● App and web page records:

* * *

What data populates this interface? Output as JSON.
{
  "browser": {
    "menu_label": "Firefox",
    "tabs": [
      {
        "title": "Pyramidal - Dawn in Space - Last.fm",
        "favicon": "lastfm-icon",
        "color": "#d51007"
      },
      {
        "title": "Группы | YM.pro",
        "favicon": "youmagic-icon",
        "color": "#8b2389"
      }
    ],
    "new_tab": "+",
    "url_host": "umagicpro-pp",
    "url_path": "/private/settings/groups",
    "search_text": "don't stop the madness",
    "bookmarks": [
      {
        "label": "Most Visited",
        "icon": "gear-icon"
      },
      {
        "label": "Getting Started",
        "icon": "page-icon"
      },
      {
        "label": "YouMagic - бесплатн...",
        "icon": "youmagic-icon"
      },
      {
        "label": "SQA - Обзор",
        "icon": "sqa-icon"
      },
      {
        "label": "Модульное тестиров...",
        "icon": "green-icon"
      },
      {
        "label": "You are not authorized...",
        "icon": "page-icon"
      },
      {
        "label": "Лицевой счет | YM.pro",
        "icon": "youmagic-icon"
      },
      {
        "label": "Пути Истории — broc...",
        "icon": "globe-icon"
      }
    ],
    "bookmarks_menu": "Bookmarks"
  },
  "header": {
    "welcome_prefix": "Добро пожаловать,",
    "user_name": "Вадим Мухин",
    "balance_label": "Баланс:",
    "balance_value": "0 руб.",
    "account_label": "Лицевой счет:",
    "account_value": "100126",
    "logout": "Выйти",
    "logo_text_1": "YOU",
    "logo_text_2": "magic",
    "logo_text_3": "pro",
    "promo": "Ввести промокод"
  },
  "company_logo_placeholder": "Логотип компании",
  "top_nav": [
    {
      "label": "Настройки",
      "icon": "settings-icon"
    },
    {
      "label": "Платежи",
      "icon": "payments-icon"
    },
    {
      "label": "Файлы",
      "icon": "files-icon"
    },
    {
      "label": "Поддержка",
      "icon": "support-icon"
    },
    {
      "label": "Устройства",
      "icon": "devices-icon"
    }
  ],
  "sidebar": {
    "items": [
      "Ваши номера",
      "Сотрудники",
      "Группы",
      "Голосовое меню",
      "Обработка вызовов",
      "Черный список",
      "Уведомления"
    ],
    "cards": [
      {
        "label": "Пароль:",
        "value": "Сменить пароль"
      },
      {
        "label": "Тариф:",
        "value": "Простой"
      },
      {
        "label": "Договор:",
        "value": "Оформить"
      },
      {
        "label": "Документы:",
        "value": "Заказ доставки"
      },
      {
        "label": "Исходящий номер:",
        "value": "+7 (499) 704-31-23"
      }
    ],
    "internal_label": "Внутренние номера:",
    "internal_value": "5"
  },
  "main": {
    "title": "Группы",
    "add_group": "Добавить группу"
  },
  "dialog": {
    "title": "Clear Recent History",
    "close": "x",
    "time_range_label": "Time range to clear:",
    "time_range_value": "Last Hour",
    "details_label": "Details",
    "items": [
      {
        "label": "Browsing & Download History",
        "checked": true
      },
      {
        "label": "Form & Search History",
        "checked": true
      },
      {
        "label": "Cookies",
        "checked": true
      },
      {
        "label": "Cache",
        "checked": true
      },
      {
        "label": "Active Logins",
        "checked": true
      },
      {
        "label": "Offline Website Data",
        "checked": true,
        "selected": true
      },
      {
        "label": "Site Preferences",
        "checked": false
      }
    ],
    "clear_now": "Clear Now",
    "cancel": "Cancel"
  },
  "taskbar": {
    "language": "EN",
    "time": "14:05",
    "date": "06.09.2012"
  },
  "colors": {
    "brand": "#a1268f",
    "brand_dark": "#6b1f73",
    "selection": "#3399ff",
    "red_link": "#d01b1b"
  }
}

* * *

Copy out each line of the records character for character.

● REPLY TO THE TASK:
What data populates this interface? Output as JSON.
{
  "browser": {
    "menu_label": "Firefox",
    "tabs": [
      {
        "title": "Pyramidal - Dawn in Space - Last.fm",
        "favicon": "lastfm-icon",
        "color": "#d51007"
      },
      {
        "title": "Группы | YM.pro",
        "favicon": "youmagic-icon",
        "color": "#8b2389"
      }
    ],
    "new_tab": "+",
    "url_host": "umagicpro-pp",
    "url_path": "/private/settings/groups",
    "search_text": "don't stop the madness",
    "bookmarks": [
      {
        "label": "Most Visited",
        "icon": "gear-icon"
      },
      {
        "label": "Getting Started",
        "icon": "page-icon"
      },
      {
        "label": "YouMagic - бесплатн...",
        "icon": "youmagic-icon"
      },
      {
        "label": "SQA - Обзор",
        "icon": "sqa-icon"
      },
      {
        "label": "Модульное тестиров...",
        "icon": "green-icon"
      },
      {
        "label": "You are not authorized...",
        "icon": "page-icon"
      },
      {
        "label": "Лицевой счет | YM.pro",
        "icon": "youmagic-icon"
      },
      {
        "label": "Пути Истории — broc...",
        "icon": "globe-icon"
      }
    ],
    "bookmarks_menu": "Bookmarks"
  },
  "header": {
    "welcome_prefix": "Добро пожаловать,",
    "user_name": "Вадим Мухин",
    "balance_label": "Баланс:",
    "balance_value": "0 руб.",
    "account_label": "Лицевой счет:",
    "account_value": "100126",
    "logout": "Выйти",
    "logo_text_1": "YOU",
    "logo_text_2": "magic",
    "logo_text_3": "pro",
    "promo": "Ввести промокод"
  },
  "company_logo_placeholder": "Логотип компании",
  "top_nav": [
    {
      "label": "Настройки",
      "icon": "settings-icon"
    },
    {
      "label": "Платежи",
      "icon": "payments-icon"
    },
    {
      "label": "Файлы",
      "icon": "files-icon"
    },
    {
      "label": "Поддержка",
      "icon": "support-icon"
    },
    {
      "label": "Устройства",
      "icon": "devices-icon"
    }
  ],
  "sidebar": {
    "items": [
      "Ваши номера",
      "Сотрудники",
      "Группы",
      "Голосовое меню",
      "Обработка вызовов",
      "Черный список",
      "Уведомления"
    ],
    "cards": [
      {
        "label": "Пароль:",
        "value": "Сменить пароль"
      },
      {
        "label": "Тариф:",
        "value": "Простой"
      },
      {
        "label": "Договор:",
        "value": "Оформить"
      },
      {
        "label": "Документы:",
        "value": "Заказ доставки"
      },
      {
        "label": "Исходящий номер:",
        "value": "+7 (499) 704-31-23"
      }
    ],
    "internal_label": "Внутренние номера:",
    "internal_value": "5"
  },
  "main": {
    "title": "Группы",
    "add_group": "Добавить группу"
  },
  "dialog": {
    "title": "Clear Recent History",
    "close": "x",
    "time_range_label": "Time range to clear:",
    "time_range_value": "Last Hour",
    "details_label": "Details",
    "items": [
      {
        "label": "Browsing & Download History",
        "checked": true
      },
      {
        "label": "Form & Search History",
        "checked": true
      },
      {
        "label": "Cookies",
        "checked": true
      },
      {
        "label": "Cache",
        "checked": true
      },
      {
        "label": "Active Logins",
        "checked": true
      },
      {
        "label": "Offline Website Data",
        "checked": true,
        "selected": true
      },
      {
        "label": "Site Preferences",
        "checked": false
      }
    ],
    "clear_now": "Clear Now",
    "cancel": "Cancel"
  },
  "taskbar": {
    "language": "EN",
    "time": "14:05",
    "date": "06.09.2012"
  },
  "colors": {
    "brand": "#a1268f",
    "brand_dark": "#6b1f73",
    "selection": "#3399ff",
    "red_link": "#d01b1b"
  }
}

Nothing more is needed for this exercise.